Of the three friends, Sam is the least developed in this novel. He represents the archetypal corrupted leader - not a man that started out bad, but one for whom power has been a negative force, fueling his ambitions and removing his conscience. Sam, like Chris and Ikem, is western educated. He has become fully accepting of western imperialism in the sense that he, too, wants to control and expand his dominion, regardless of the wishes of the people. Like the colonizers who first came to his country, Sam is ignorant of his people's needs and culture. This is demonstrated in his tyrannical behavior. He will not allow dissent because he does not care what the people think - he only wants to stay in power. As is true of most dictators, however, the more Sam tries to hold on to his power, the closer he gets to losing it.

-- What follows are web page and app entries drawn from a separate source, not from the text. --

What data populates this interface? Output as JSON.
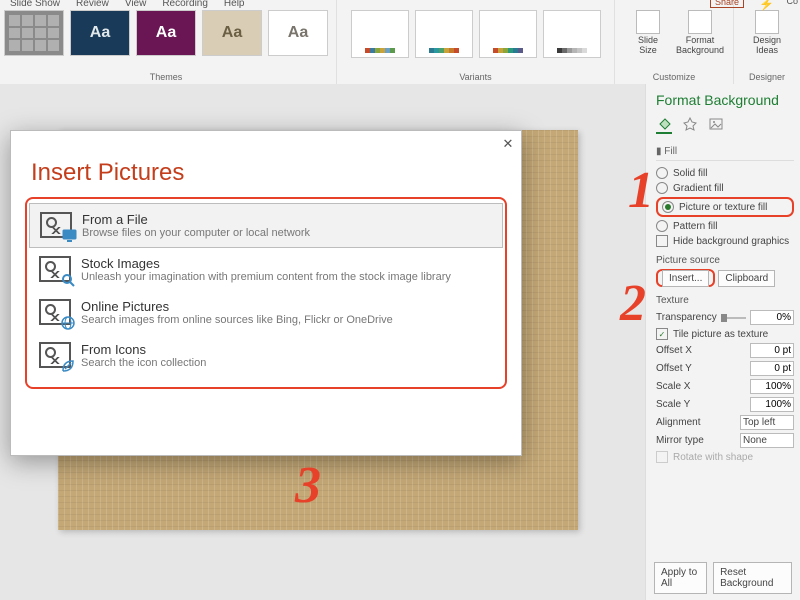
{
  "ribbon": {
    "tabs": [
      "Slide Show",
      "Review",
      "View",
      "Recording",
      "Help"
    ],
    "share": "Share",
    "co": "Co",
    "themes_label": "Themes",
    "theme_tiles": [
      {
        "bg": "#8a8a8a",
        "fg": "#fff",
        "txt": ""
      },
      {
        "bg": "#1a3a5a",
        "fg": "#e0e8ea",
        "txt": "Aa"
      },
      {
        "bg": "#6a1655",
        "fg": "#fff",
        "txt": "Aa"
      },
      {
        "bg": "#d9cdb6",
        "fg": "#6b5f44",
        "txt": "Aa"
      },
      {
        "bg": "#ffffff",
        "fg": "#7a756c",
        "txt": "Aa"
      }
    ],
    "variants_label": "Variants",
    "variants": [
      [
        "#c64b2a",
        "#3a7aa0",
        "#8aa63a",
        "#caa23a",
        "#6aa0c6",
        "#5a9a4a"
      ],
      [
        "#2a7a92",
        "#2a9aa0",
        "#4aa06a",
        "#caa23a",
        "#c67a2a",
        "#c64b2a"
      ],
      [
        "#c64b2a",
        "#caa23a",
        "#8aa63a",
        "#2a9a7a",
        "#2a7a92",
        "#5a5a8a"
      ],
      [
        "#3a3a3a",
        "#6a6a6a",
        "#9a9a9a",
        "#b5b5b5",
        "#c6c6c6",
        "#dadada"
      ]
    ],
    "customize_label": "Customize",
    "designer_label": "Designer",
    "slide_size": "Slide\nSize",
    "format_bg": "Format\nBackground",
    "design_ideas": "Design\nIdeas"
  },
  "dialog": {
    "title": "Insert Pictures",
    "items": [
      {
        "title": "From a File",
        "desc": "Browse files on your computer or local network",
        "badge": "monitor",
        "sel": true
      },
      {
        "title": "Stock Images",
        "desc": "Unleash your imagination with premium content from the stock image library",
        "badge": "search"
      },
      {
        "title": "Online Pictures",
        "desc": "Search images from online sources like Bing, Flickr or OneDrive",
        "badge": "globe"
      },
      {
        "title": "From Icons",
        "desc": "Search the icon collection",
        "badge": "leaf"
      }
    ]
  },
  "panel": {
    "title": "Format Background",
    "section_fill": "Fill",
    "fill_opts": {
      "solid": "Solid fill",
      "gradient": "Gradient fill",
      "picture": "Picture or texture fill",
      "pattern": "Pattern fill"
    },
    "hide_bg": "Hide background graphics",
    "pic_src_label": "Picture source",
    "insert_btn": "Insert...",
    "clipboard_btn": "Clipboard",
    "texture_label": "Texture",
    "transparency_label": "Transparency",
    "transparency_val": "0%",
    "tile_label": "Tile picture as texture",
    "offset_x": "Offset X",
    "offset_x_val": "0 pt",
    "offset_y": "Offset Y",
    "offset_y_val": "0 pt",
    "scale_x": "Scale X",
    "scale_x_val": "100%",
    "scale_y": "Scale Y",
    "scale_y_val": "100%",
    "alignment": "Alignment",
    "alignment_val": "Top left",
    "mirror": "Mirror type",
    "mirror_val": "None",
    "rotate": "Rotate with shape",
    "apply_all": "Apply to All",
    "reset": "Reset Background"
  },
  "annot": {
    "a1": "1",
    "a2": "2",
    "a3": "3"
  }
}
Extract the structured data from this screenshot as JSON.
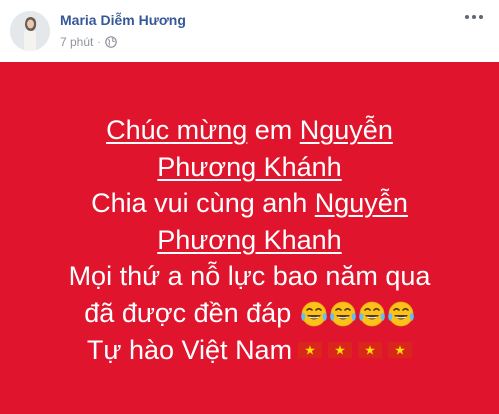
{
  "post": {
    "author": "Maria Diễm Hương",
    "time": "7 phút",
    "separator": "·",
    "privacy_icon": "globe-icon",
    "more_icon": "ellipsis-icon"
  },
  "banner": {
    "background": "#e0152d",
    "text_color": "#ffffff",
    "line1_a": "Chúc mừng",
    "line1_b": " em ",
    "line1_c": "Nguyễn",
    "line2": "Phương Khánh",
    "line3_a": "Chia vui cùng anh ",
    "line3_b": "Nguyễn",
    "line4": "Phương Khanh",
    "line5": "Mọi thứ a nỗ lực bao năm qua",
    "line6": "đã được đền đáp ",
    "line7": "Tự hào Việt Nam",
    "emoji_icon": "tears-of-joy-emoji",
    "emoji_count": 4,
    "flag_icon": "vietnam-flag-icon",
    "flag_count": 4
  }
}
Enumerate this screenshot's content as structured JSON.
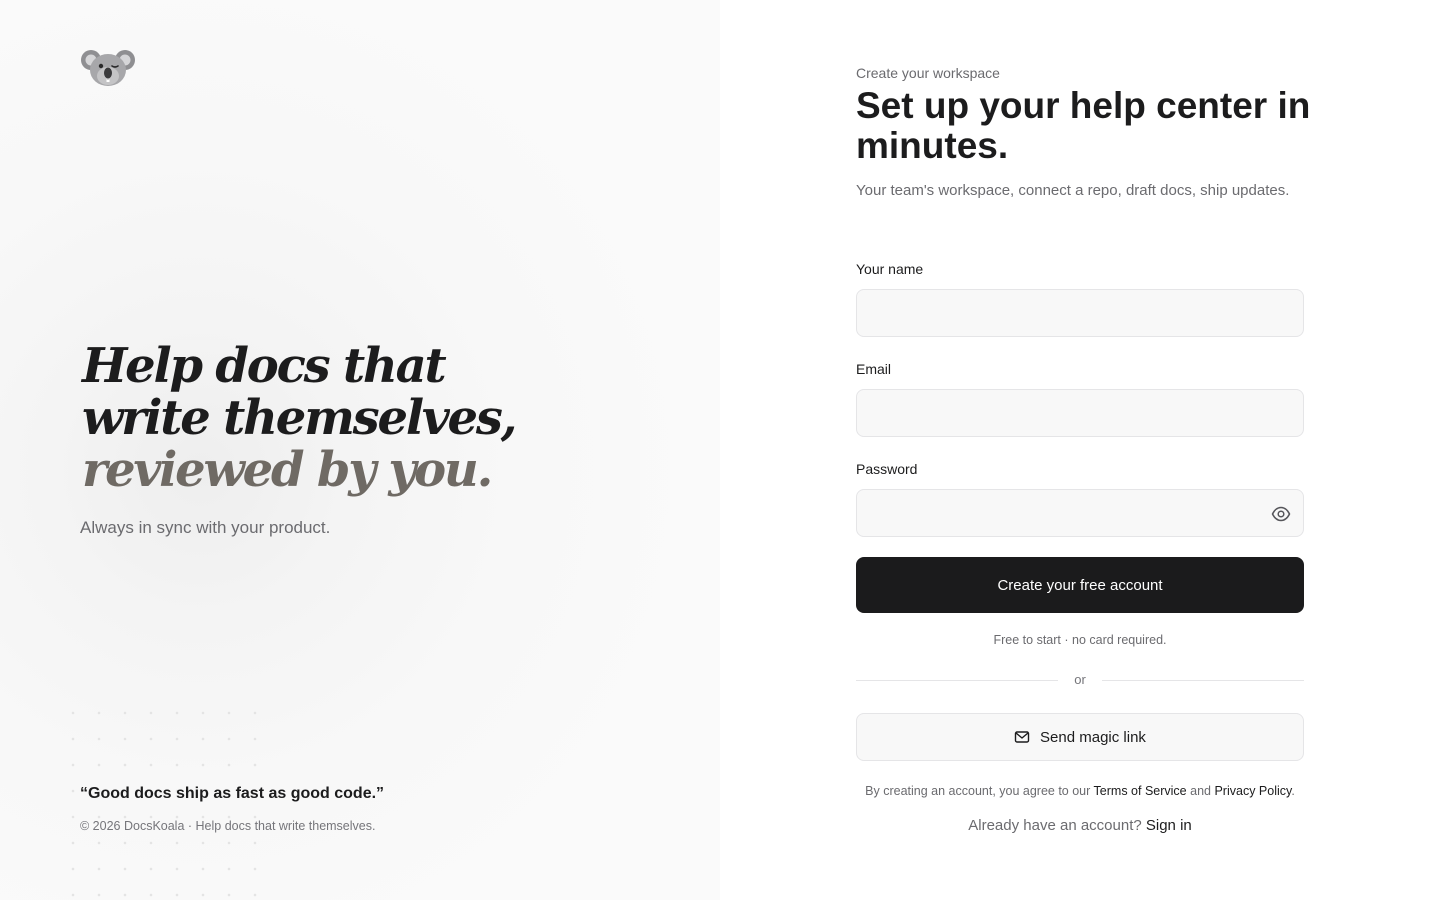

According to Ikem, Sam ‘‘is basically an actor and half of the things we are inclined to hold against him are no more than scenes from his repertory to which he may have no sense of moral commitment whatsoever.’’ According to Chris, Sam is a "baby monster". Both reiterate the feeling that Sam is caught up in this game of leaderships and does not intend to do harm. However, both characters fail to understand the threat of Sam. He is just as dangerous as an evil leader, and even more so, because he does not think of consequences.